Abstract Number: T-51
Abstract Type: Original Research
Introduction: Deaths due to maternal sepsis increased in the United States from 1998 to 2008.(1) According to the UK Saving Mothers’ Lives report for the epoch 2009-2012, almost 25% of all maternal deaths were due to sepsis.(2) Diagnosis remains challenging due to the physiologic changes of pregnancy, resulting in delays of diagnosis and treatment.(3) The aim of this case series is to identify maternal sepsis deaths, review the events leading to diagnosis, and evaluate treatment to identify areas for improvement.
Methods: All maternal deaths in the state of Michigan 1999-2006 during pregnancy and up to 42 days postpartum were identified with Maternal Mortality Surveillance records from the Michigan Department of Community Health. Cause of death was determined from death certificates or by consensus of the Maternal Mortality Medical Surveillance Committee. Records were reviewed by both an obstetrician and an obstetric anesthesiologist.
Results: Maternal sepsis was the cause of direct death in 3.7% (22/593) of all maternal deaths during the time period. Of 22 maternal sepsis deaths, 12 women presented to the hospital with sepsis, three developed sepsis during hospitalization, and seven died at home. Of the women presenting to the hospital with sepsis, 75.0% (9/12) demonstrated one or more of the following vital sign derangements: HR>120, RR>30, SBP<90 mmHg, SpO2 <95% on room air (Maternal Early Warning Criteria).(4) Only 16.7% (2/12) of septic women were febrile on presentation, and many remained afebrile with resultant delays of diagnosis. One or more recognized risk factors for severe sepsis including: cesarean delivery, retained products of conception, stillbirth, and tobacco use were present in 77.3% (17/22) of all sepsis deaths. The most common organism was Group A Strep in 28.6% (4/14) of women with an identified organism. Delays of care occurred in the majority of deaths including 31.8% (7/22) of women who died at home.
Conclusions: In the majority of maternal sepsis deaths over eight years in the state of Michigan, there were delays in recognition of sepsis and escalation of care despite vital sign derangement. Escalation of care should include more frequent vital sign monitoring, adequate resuscitation, and prompt broad-spectrum antibiotic administration. Fever was rarely present in women who died of sepsis, and is not required for diagnosis. Educating patients about when to seek medical treatment may help decrease the rate of deaths occurring at home. Implementation of Maternal Early Warning Criteria may provide heightened awareness of changes in vital signs to aid in earlier diagnosis.

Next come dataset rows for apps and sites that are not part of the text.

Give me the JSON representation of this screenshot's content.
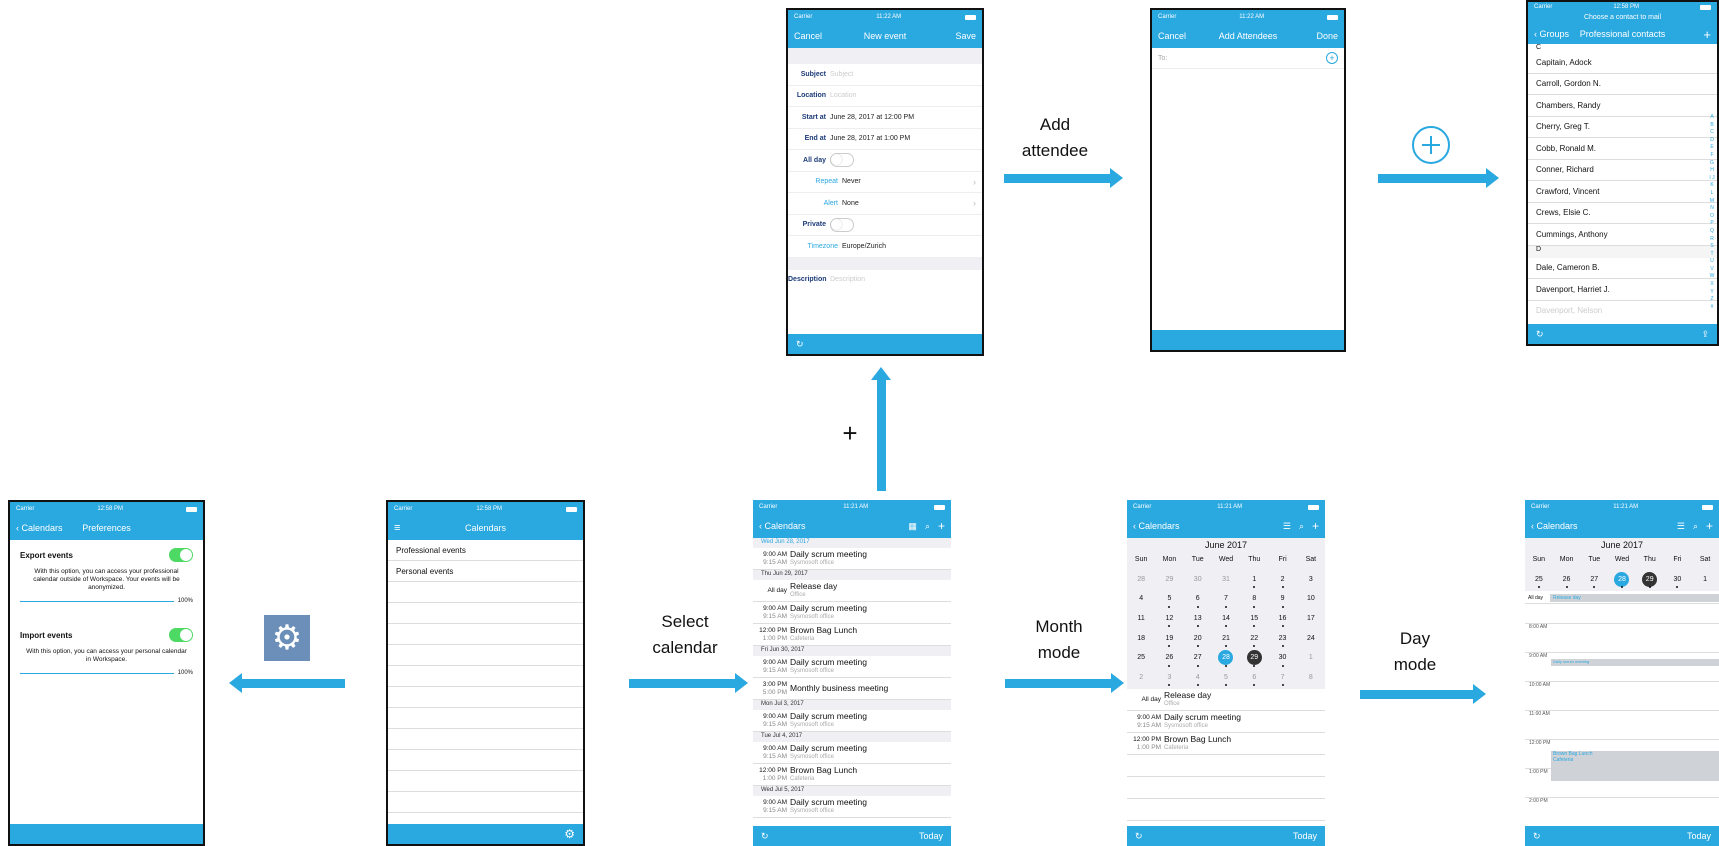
{
  "colors": {
    "accent": "#2aa8e0",
    "toggle_on": "#4cd964",
    "dark": "#333333"
  },
  "status": {
    "carrier": "Carrier",
    "t1": "11:22 AM",
    "t2": "11:22 AM",
    "t3": "12:58 PM",
    "t4": "12:58 PM",
    "t5": "12:58 PM",
    "t6": "11:21 AM",
    "t7": "11:21 AM",
    "t8": "11:21 AM"
  },
  "labels": {
    "add_attendee_1": "Add",
    "add_attendee_2": "attendee",
    "plus": "+",
    "select_cal_1": "Select",
    "select_cal_2": "calendar",
    "month_1": "Month",
    "month_2": "mode",
    "day_1": "Day",
    "day_2": "mode"
  },
  "new_event": {
    "cancel": "Cancel",
    "title": "New event",
    "save": "Save",
    "rows": [
      {
        "k": "Subject",
        "v": "Subject",
        "ph": true
      },
      {
        "k": "Location",
        "v": "Location",
        "ph": true
      },
      {
        "k": "Start at",
        "v": "June 28, 2017 at 12:00 PM"
      },
      {
        "k": "End at",
        "v": "June 28, 2017 at 1:00 PM"
      }
    ],
    "all_day": "All day",
    "repeat_k": "Repeat",
    "repeat_v": "Never",
    "alert_k": "Alert",
    "alert_v": "None",
    "private": "Private",
    "timezone_k": "Timezone",
    "timezone_v": "Europe/Zurich",
    "description_k": "Description",
    "description_v": "Description"
  },
  "attendees": {
    "cancel": "Cancel",
    "title": "Add Attendees",
    "done": "Done",
    "to": "To:"
  },
  "contacts": {
    "prompt": "Choose a contact to mail",
    "back": "Groups",
    "title": "Professional contacts",
    "sec_c": "C",
    "items_c": [
      "Capitain, Adock",
      "Carroll, Gordon N.",
      "Chambers, Randy",
      "Cherry, Greg T.",
      "Cobb, Ronald M.",
      "Conner, Richard",
      "Crawford, Vincent",
      "Crews, Elsie C.",
      "Cummings, Anthony"
    ],
    "sec_d": "D",
    "items_d": [
      "Dale, Cameron B.",
      "Davenport, Harriet J."
    ],
    "faded": "Davenport, Nelson",
    "index": "A B C D E F G H I J K L M N O P Q R S T U V W X Y Z #"
  },
  "prefs": {
    "back": "Calendars",
    "title": "Preferences",
    "export_title": "Export events",
    "export_desc": "With this option, you can access your professional calendar outside of Workspace. Your events will be anonymized.",
    "export_pct": "100%",
    "import_title": "Import events",
    "import_desc": "With this option, you can access your personal calendar in Workspace.",
    "import_pct": "100%"
  },
  "calendars": {
    "title": "Calendars",
    "items": [
      "Professional events",
      "Personal events"
    ]
  },
  "list": {
    "back": "Calendars",
    "today": "Today",
    "groups": [
      {
        "h": "Wed Jun 28, 2017",
        "ev": [
          {
            "s": "9:00 AM",
            "e": "9:15 AM",
            "n": "Daily scrum meeting",
            "l": "Sysmosoft office"
          }
        ]
      },
      {
        "h": "Thu Jun 29, 2017",
        "ev": [
          {
            "s": "All day",
            "e": "",
            "n": "Release day",
            "l": "Office"
          },
          {
            "s": "9:00 AM",
            "e": "9:15 AM",
            "n": "Daily scrum meeting",
            "l": "Sysmosoft office"
          },
          {
            "s": "12:00 PM",
            "e": "1:00 PM",
            "n": "Brown Bag Lunch",
            "l": "Cafeteria"
          }
        ]
      },
      {
        "h": "Fri Jun 30, 2017",
        "ev": [
          {
            "s": "9:00 AM",
            "e": "9:15 AM",
            "n": "Daily scrum meeting",
            "l": "Sysmosoft office"
          },
          {
            "s": "3:00 PM",
            "e": "5:00 PM",
            "n": "Monthly business meeting",
            "l": ""
          }
        ]
      },
      {
        "h": "Mon Jul 3, 2017",
        "ev": [
          {
            "s": "9:00 AM",
            "e": "9:15 AM",
            "n": "Daily scrum meeting",
            "l": "Sysmosoft office"
          }
        ]
      },
      {
        "h": "Tue Jul 4, 2017",
        "ev": [
          {
            "s": "9:00 AM",
            "e": "9:15 AM",
            "n": "Daily scrum meeting",
            "l": "Sysmosoft office"
          },
          {
            "s": "12:00 PM",
            "e": "1:00 PM",
            "n": "Brown Bag Lunch",
            "l": "Cafeteria"
          }
        ]
      },
      {
        "h": "Wed Jul 5, 2017",
        "ev": [
          {
            "s": "9:00 AM",
            "e": "9:15 AM",
            "n": "Daily scrum meeting",
            "l": "Sysmosoft office"
          }
        ]
      }
    ]
  },
  "month": {
    "back": "Calendars",
    "today": "Today",
    "title": "June 2017",
    "dow": [
      "Sun",
      "Mon",
      "Tue",
      "Wed",
      "Thu",
      "Fri",
      "Sat"
    ],
    "weeks": [
      [
        "28",
        "29",
        "30",
        "31",
        "1",
        "2",
        "3"
      ],
      [
        "4",
        "5",
        "6",
        "7",
        "8",
        "9",
        "10"
      ],
      [
        "11",
        "12",
        "13",
        "14",
        "15",
        "16",
        "17"
      ],
      [
        "18",
        "19",
        "20",
        "21",
        "22",
        "23",
        "24"
      ],
      [
        "25",
        "26",
        "27",
        "28",
        "29",
        "30",
        "1"
      ],
      [
        "2",
        "3",
        "4",
        "5",
        "6",
        "7",
        "8"
      ]
    ],
    "events": [
      {
        "s": "All day",
        "e": "",
        "n": "Release day",
        "l": "Office"
      },
      {
        "s": "9:00 AM",
        "e": "9:15 AM",
        "n": "Daily scrum meeting",
        "l": "Sysmosoft office"
      },
      {
        "s": "12:00 PM",
        "e": "1:00 PM",
        "n": "Brown Bag Lunch",
        "l": "Cafeteria"
      }
    ]
  },
  "day": {
    "back": "Calendars",
    "today": "Today",
    "title": "June 2017",
    "dow": [
      "Sun",
      "Mon",
      "Tue",
      "Wed",
      "Thu",
      "Fri",
      "Sat"
    ],
    "week": [
      "25",
      "26",
      "27",
      "28",
      "29",
      "30",
      "1"
    ],
    "all_day": "All day",
    "release": "Release day",
    "hours": [
      "8:00 AM",
      "9:00 AM",
      "10:00 AM",
      "11:00 AM",
      "12:00 PM",
      "1:00 PM",
      "2:00 PM"
    ],
    "scrum": "Daily scrum meeting",
    "lunch": "Brown Bag Lunch",
    "lunch_loc": "Cafeteria"
  }
}
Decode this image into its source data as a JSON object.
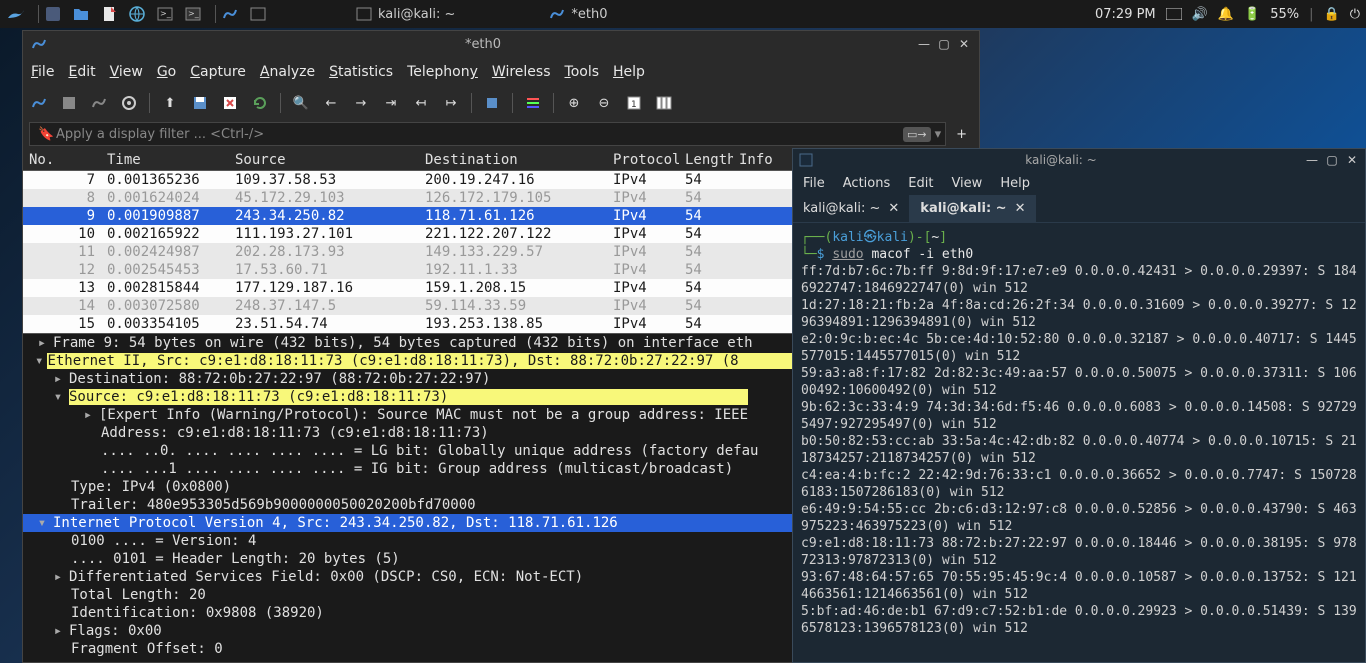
{
  "panel": {
    "tasks": [
      {
        "icon": "terminal-small",
        "label": "kali@kali: ~"
      },
      {
        "icon": "wireshark-small",
        "label": "*eth0"
      }
    ],
    "time": "07:29 PM",
    "battery": "55%"
  },
  "wireshark": {
    "title": "*eth0",
    "menu": [
      "File",
      "Edit",
      "View",
      "Go",
      "Capture",
      "Analyze",
      "Statistics",
      "Telephony",
      "Wireless",
      "Tools",
      "Help"
    ],
    "filter_placeholder": "Apply a display filter ... <Ctrl-/>",
    "plus": "+",
    "columns": [
      "No.",
      "Time",
      "Source",
      "Destination",
      "Protocol",
      "Length",
      "Info"
    ],
    "packets": [
      {
        "no": "7",
        "time": "0.001365236",
        "src": "109.37.58.53",
        "dst": "200.19.247.16",
        "proto": "IPv4",
        "len": "54",
        "style": "white"
      },
      {
        "no": "8",
        "time": "0.001624024",
        "src": "45.172.29.103",
        "dst": "126.172.179.105",
        "proto": "IPv4",
        "len": "54",
        "style": "gray"
      },
      {
        "no": "9",
        "time": "0.001909887",
        "src": "243.34.250.82",
        "dst": "118.71.61.126",
        "proto": "IPv4",
        "len": "54",
        "style": "sel"
      },
      {
        "no": "10",
        "time": "0.002165922",
        "src": "111.193.27.101",
        "dst": "221.122.207.122",
        "proto": "IPv4",
        "len": "54",
        "style": "white"
      },
      {
        "no": "11",
        "time": "0.002424987",
        "src": "202.28.173.93",
        "dst": "149.133.229.57",
        "proto": "IPv4",
        "len": "54",
        "style": "gray"
      },
      {
        "no": "12",
        "time": "0.002545453",
        "src": "17.53.60.71",
        "dst": "192.11.1.33",
        "proto": "IPv4",
        "len": "54",
        "style": "gray"
      },
      {
        "no": "13",
        "time": "0.002815844",
        "src": "177.129.187.16",
        "dst": "159.1.208.15",
        "proto": "IPv4",
        "len": "54",
        "style": "white"
      },
      {
        "no": "14",
        "time": "0.003072580",
        "src": "248.37.147.5",
        "dst": "59.114.33.59",
        "proto": "IPv4",
        "len": "54",
        "style": "gray"
      },
      {
        "no": "15",
        "time": "0.003354105",
        "src": "23.51.54.74",
        "dst": "193.253.138.85",
        "proto": "IPv4",
        "len": "54",
        "style": "white"
      }
    ],
    "details": {
      "frame": "Frame 9: 54 bytes on wire (432 bits), 54 bytes captured (432 bits) on interface eth",
      "eth": "Ethernet II, Src: c9:e1:d8:18:11:73 (c9:e1:d8:18:11:73), Dst: 88:72:0b:27:22:97 (8",
      "dest": "Destination: 88:72:0b:27:22:97 (88:72:0b:27:22:97)",
      "src": "Source: c9:e1:d8:18:11:73 (c9:e1:d8:18:11:73)",
      "expert": "[Expert Info (Warning/Protocol): Source MAC must not be a group address: IEEE",
      "addr": "Address: c9:e1:d8:18:11:73 (c9:e1:d8:18:11:73)",
      "lg": ".... ..0. .... .... .... .... = LG bit: Globally unique address (factory defau",
      "ig": ".... ...1 .... .... .... .... = IG bit: Group address (multicast/broadcast)",
      "type": "Type: IPv4 (0x0800)",
      "trailer": "Trailer: 480e953305d569b9000000050020200bfd70000",
      "ipv4": "Internet Protocol Version 4, Src: 243.34.250.82, Dst: 118.71.61.126",
      "ver": "0100 .... = Version: 4",
      "hlen": ".... 0101 = Header Length: 20 bytes (5)",
      "dsf": "Differentiated Services Field: 0x00 (DSCP: CS0, ECN: Not-ECT)",
      "tlen": "Total Length: 20",
      "ident": "Identification: 0x9808 (38920)",
      "flags": "Flags: 0x00",
      "frag": "Fragment Offset: 0"
    }
  },
  "terminal": {
    "title": "kali@kali: ~",
    "menu": [
      "File",
      "Actions",
      "Edit",
      "View",
      "Help"
    ],
    "tabs": [
      "kali@kali: ~",
      "kali@kali: ~"
    ],
    "prompt_user": "kali㉿kali",
    "prompt_path": "~",
    "cmd_sudo": "sudo",
    "cmd_rest": " macof -i eth0",
    "lines": [
      "ff:7d:b7:6c:7b:ff 9:8d:9f:17:e7:e9 0.0.0.0.42431 > 0.0.0.0.29397: S 184",
      "6922747:1846922747(0) win 512",
      "1d:27:18:21:fb:2a 4f:8a:cd:26:2f:34 0.0.0.0.31609 > 0.0.0.0.39277: S 12",
      "96394891:1296394891(0) win 512",
      "e2:0:9c:b:ec:4c 5b:ce:4d:10:52:80 0.0.0.0.32187 > 0.0.0.0.40717: S 1445",
      "577015:1445577015(0) win 512",
      "59:a3:a8:f:17:82 2d:82:3c:49:aa:57 0.0.0.0.50075 > 0.0.0.0.37311: S 106",
      "00492:10600492(0) win 512",
      "9b:62:3c:33:4:9 74:3d:34:6d:f5:46 0.0.0.0.6083 > 0.0.0.0.14508: S 92729",
      "5497:927295497(0) win 512",
      "b0:50:82:53:cc:ab 33:5a:4c:42:db:82 0.0.0.0.40774 > 0.0.0.0.10715: S 21",
      "18734257:2118734257(0) win 512",
      "c4:ea:4:b:fc:2 22:42:9d:76:33:c1 0.0.0.0.36652 > 0.0.0.0.7747: S 150728",
      "6183:1507286183(0) win 512",
      "e6:49:9:54:55:cc 2b:c6:d3:12:97:c8 0.0.0.0.52856 > 0.0.0.0.43790: S 463",
      "975223:463975223(0) win 512",
      "c9:e1:d8:18:11:73 88:72:b:27:22:97 0.0.0.0.18446 > 0.0.0.0.38195: S 978",
      "72313:97872313(0) win 512",
      "93:67:48:64:57:65 70:55:95:45:9c:4 0.0.0.0.10587 > 0.0.0.0.13752: S 121",
      "4663561:1214663561(0) win 512",
      "5:bf:ad:46:de:b1 67:d9:c7:52:b1:de 0.0.0.0.29923 > 0.0.0.0.51439: S 139",
      "6578123:1396578123(0) win 512"
    ]
  }
}
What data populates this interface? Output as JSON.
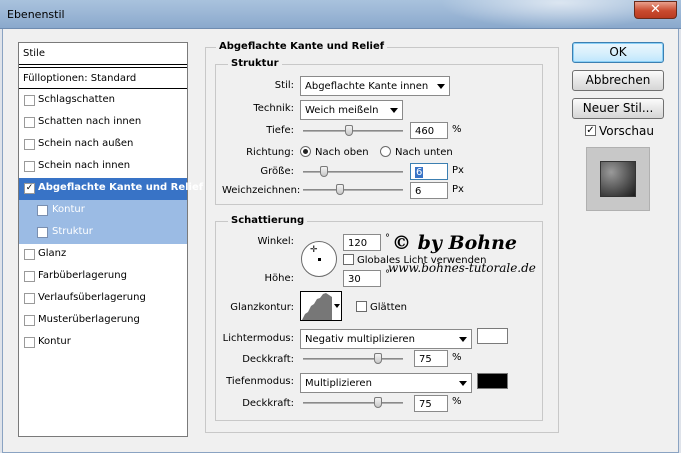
{
  "window": {
    "title": "Ebenenstil",
    "close_glyph": "✕"
  },
  "style_list": {
    "header": "Stile",
    "fill_options": "Fülloptionen: Standard",
    "items": [
      {
        "label": "Schlagschatten",
        "checked": false
      },
      {
        "label": "Schatten nach innen",
        "checked": false
      },
      {
        "label": "Schein nach außen",
        "checked": false
      },
      {
        "label": "Schein nach innen",
        "checked": false
      },
      {
        "label": "Abgeflachte Kante und Relief",
        "checked": true,
        "selected": true
      },
      {
        "label": "Kontur",
        "checked": false,
        "sub": true
      },
      {
        "label": "Struktur",
        "checked": false,
        "sub": true
      },
      {
        "label": "Glanz",
        "checked": false
      },
      {
        "label": "Farbüberlagerung",
        "checked": false
      },
      {
        "label": "Verlaufsüberlagerung",
        "checked": false
      },
      {
        "label": "Musterüberlagerung",
        "checked": false
      },
      {
        "label": "Kontur",
        "checked": false
      }
    ]
  },
  "main": {
    "section_title": "Abgeflachte Kante und Relief",
    "struktur": {
      "title": "Struktur",
      "stil_label": "Stil:",
      "stil_value": "Abgeflachte Kante innen",
      "technik_label": "Technik:",
      "technik_value": "Weich meißeln",
      "tiefe_label": "Tiefe:",
      "tiefe_value": "460",
      "tiefe_unit": "%",
      "richtung_label": "Richtung:",
      "richtung_up": "Nach oben",
      "richtung_down": "Nach unten",
      "groesse_label": "Größe:",
      "groesse_value": "6",
      "groesse_unit": "Px",
      "weich_label": "Weichzeichnen:",
      "weich_value": "6",
      "weich_unit": "Px"
    },
    "schattierung": {
      "title": "Schattierung",
      "winkel_label": "Winkel:",
      "winkel_value": "120",
      "winkel_unit": "°",
      "global_light_label": "Globales Licht verwenden",
      "hoehe_label": "Höhe:",
      "hoehe_value": "30",
      "hoehe_unit": "°",
      "glanzkontur_label": "Glanzkontur:",
      "glaetten_label": "Glätten",
      "lichtermodus_label": "Lichtermodus:",
      "lichtermodus_value": "Negativ multiplizieren",
      "lichter_color": "#ffffff",
      "deckkraft1_label": "Deckkraft:",
      "deckkraft1_value": "75",
      "deckkraft1_unit": "%",
      "tiefenmodus_label": "Tiefenmodus:",
      "tiefenmodus_value": "Multiplizieren",
      "tiefen_color": "#000000",
      "deckkraft2_label": "Deckkraft:",
      "deckkraft2_value": "75",
      "deckkraft2_unit": "%"
    }
  },
  "buttons": {
    "ok": "OK",
    "cancel": "Abbrechen",
    "new_style": "Neuer Stil...",
    "preview": "Vorschau"
  },
  "watermark": {
    "line1": "© by Bohne",
    "line2": "www.bohnes-tutorale.de"
  }
}
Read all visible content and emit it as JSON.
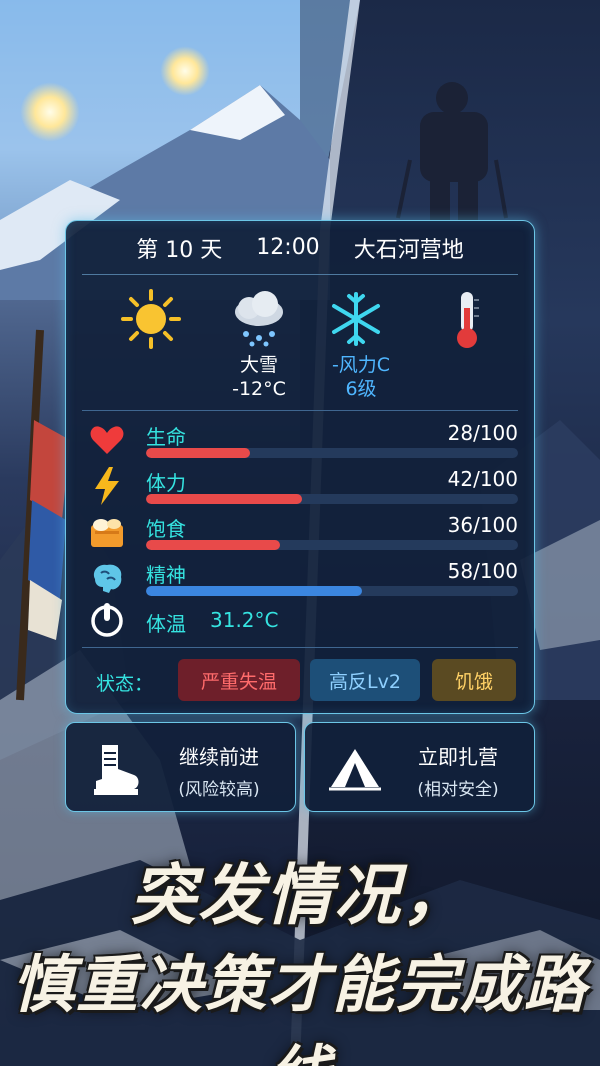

1) Bauer ME, et al. Anesth Analg 2013;117:944-50.
2) Knight M, et al. Oxford: National Perinatal Epidemiology Unit, University of Oxford 2014.
3) Bauer ME, et al. Obstet Gynecol 2014;124:535-41.
4) Mhyre, JM et al. Obstet Gynecol 2014;124:782-6.